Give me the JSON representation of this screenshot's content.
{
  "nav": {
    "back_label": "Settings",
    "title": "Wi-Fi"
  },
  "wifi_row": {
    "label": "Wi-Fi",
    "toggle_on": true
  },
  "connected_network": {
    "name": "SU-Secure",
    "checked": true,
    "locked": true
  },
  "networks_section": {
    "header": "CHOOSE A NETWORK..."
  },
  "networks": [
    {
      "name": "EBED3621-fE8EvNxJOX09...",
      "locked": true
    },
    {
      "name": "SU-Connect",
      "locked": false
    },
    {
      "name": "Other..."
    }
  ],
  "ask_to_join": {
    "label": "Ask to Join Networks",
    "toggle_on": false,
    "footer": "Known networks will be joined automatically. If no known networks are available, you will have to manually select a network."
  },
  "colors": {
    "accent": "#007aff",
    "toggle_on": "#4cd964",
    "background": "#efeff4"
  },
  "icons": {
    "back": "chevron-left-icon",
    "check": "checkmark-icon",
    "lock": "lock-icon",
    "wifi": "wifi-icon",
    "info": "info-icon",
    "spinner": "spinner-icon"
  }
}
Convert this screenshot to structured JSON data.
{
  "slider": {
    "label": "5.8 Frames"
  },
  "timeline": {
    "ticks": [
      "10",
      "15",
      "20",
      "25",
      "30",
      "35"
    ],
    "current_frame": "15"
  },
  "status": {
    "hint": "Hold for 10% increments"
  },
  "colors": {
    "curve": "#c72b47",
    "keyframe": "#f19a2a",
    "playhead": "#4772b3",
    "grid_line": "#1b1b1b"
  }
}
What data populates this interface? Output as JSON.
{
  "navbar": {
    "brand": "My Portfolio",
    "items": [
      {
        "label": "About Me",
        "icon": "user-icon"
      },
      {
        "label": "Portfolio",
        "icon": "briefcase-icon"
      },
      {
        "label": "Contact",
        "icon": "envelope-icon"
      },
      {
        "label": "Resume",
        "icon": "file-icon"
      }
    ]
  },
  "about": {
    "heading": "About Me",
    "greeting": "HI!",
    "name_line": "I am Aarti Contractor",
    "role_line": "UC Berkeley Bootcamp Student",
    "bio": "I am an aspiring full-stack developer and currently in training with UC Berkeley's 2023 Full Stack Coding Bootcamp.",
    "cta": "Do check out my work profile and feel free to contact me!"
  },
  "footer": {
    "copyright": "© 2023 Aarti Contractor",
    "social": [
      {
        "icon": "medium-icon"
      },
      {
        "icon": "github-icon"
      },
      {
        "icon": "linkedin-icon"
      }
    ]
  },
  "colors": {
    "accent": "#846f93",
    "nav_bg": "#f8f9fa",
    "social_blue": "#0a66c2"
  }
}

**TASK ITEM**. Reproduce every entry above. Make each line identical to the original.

**TASK RESPONSE**.
Give me the JSON representation of this screenshot's content.
{
  "nav": {
    "back_label": "Settings",
    "title": "Wi-Fi"
  },
  "wifi_row": {
    "label": "Wi-Fi",
    "toggle_on": true
  },
  "connected_network": {
    "name": "SU-Secure",
    "checked": true,
    "locked": true
  },
  "networks_section": {
    "header": "CHOOSE A NETWORK..."
  },
  "networks": [
    {
      "name": "EBED3621-fE8EvNxJOX09...",
      "locked": true
    },
    {
      "name": "SU-Connect",
      "locked": false
    },
    {
      "name": "Other..."
    }
  ],
  "ask_to_join": {
    "label": "Ask to Join Networks",
    "toggle_on": false,
    "footer": "Known networks will be joined automatically. If no known networks are available, you will have to manually select a network."
  },
  "colors": {
    "accent": "#007aff",
    "toggle_on": "#4cd964",
    "background": "#efeff4"
  },
  "icons": {
    "back": "chevron-left-icon",
    "check": "checkmark-icon",
    "lock": "lock-icon",
    "wifi": "wifi-icon",
    "info": "info-icon",
    "spinner": "spinner-icon"
  }
}
Convert this screenshot to structured JSON data.
{
  "slider": {
    "label": "5.8 Frames"
  },
  "timeline": {
    "ticks": [
      "10",
      "15",
      "20",
      "25",
      "30",
      "35"
    ],
    "current_frame": "15"
  },
  "status": {
    "hint": "Hold for 10% increments"
  },
  "colors": {
    "curve": "#c72b47",
    "keyframe": "#f19a2a",
    "playhead": "#4772b3",
    "grid_line": "#1b1b1b"
  }
}
What data populates this interface? Output as JSON.
{
  "navbar": {
    "brand": "My Portfolio",
    "items": [
      {
        "label": "About Me",
        "icon": "user-icon"
      },
      {
        "label": "Portfolio",
        "icon": "briefcase-icon"
      },
      {
        "label": "Contact",
        "icon": "envelope-icon"
      },
      {
        "label": "Resume",
        "icon": "file-icon"
      }
    ]
  },
  "about": {
    "heading": "About Me",
    "greeting": "HI!",
    "name_line": "I am Aarti Contractor",
    "role_line": "UC Berkeley Bootcamp Student",
    "bio": "I am an aspiring full-stack developer and currently in training with UC Berkeley's 2023 Full Stack Coding Bootcamp.",
    "cta": "Do check out my work profile and feel free to contact me!"
  },
  "footer": {
    "copyright": "© 2023 Aarti Contractor",
    "social": [
      {
        "icon": "medium-icon"
      },
      {
        "icon": "github-icon"
      },
      {
        "icon": "linkedin-icon"
      }
    ]
  },
  "colors": {
    "accent": "#846f93",
    "nav_bg": "#f8f9fa",
    "social_blue": "#0a66c2"
  }
}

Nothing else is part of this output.